▶ _Excerpted data_
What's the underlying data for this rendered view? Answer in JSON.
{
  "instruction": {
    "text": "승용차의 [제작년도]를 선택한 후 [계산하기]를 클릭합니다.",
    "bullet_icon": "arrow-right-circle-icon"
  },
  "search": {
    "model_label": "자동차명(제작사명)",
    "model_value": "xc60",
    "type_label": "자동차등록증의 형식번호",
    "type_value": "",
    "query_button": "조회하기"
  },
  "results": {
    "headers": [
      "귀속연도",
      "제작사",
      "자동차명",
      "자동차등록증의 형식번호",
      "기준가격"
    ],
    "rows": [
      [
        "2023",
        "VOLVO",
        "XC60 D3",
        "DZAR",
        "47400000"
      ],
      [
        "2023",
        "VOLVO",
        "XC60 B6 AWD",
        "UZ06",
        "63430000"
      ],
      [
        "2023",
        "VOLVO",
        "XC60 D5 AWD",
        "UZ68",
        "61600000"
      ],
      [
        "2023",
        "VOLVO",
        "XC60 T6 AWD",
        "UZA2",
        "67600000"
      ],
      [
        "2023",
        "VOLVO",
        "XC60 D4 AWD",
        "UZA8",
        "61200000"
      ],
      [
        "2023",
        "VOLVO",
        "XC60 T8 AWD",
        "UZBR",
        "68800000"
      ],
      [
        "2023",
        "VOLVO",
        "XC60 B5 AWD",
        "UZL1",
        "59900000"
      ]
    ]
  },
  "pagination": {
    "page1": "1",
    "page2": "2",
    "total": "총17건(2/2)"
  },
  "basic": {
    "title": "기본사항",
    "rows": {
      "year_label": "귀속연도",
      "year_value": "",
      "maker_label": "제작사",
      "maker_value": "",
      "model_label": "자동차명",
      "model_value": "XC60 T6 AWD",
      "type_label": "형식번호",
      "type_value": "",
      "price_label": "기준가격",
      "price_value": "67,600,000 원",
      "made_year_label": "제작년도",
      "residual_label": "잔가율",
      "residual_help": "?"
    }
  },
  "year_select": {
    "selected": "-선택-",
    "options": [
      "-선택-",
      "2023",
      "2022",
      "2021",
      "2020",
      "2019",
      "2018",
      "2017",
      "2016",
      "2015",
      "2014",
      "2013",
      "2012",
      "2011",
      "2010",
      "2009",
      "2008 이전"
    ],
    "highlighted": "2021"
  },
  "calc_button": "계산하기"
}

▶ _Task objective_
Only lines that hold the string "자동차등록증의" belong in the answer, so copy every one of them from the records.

▶ _Response to the task_
    "type_label": "자동차등록증의 형식번호",
      "자동차등록증의 형식번호",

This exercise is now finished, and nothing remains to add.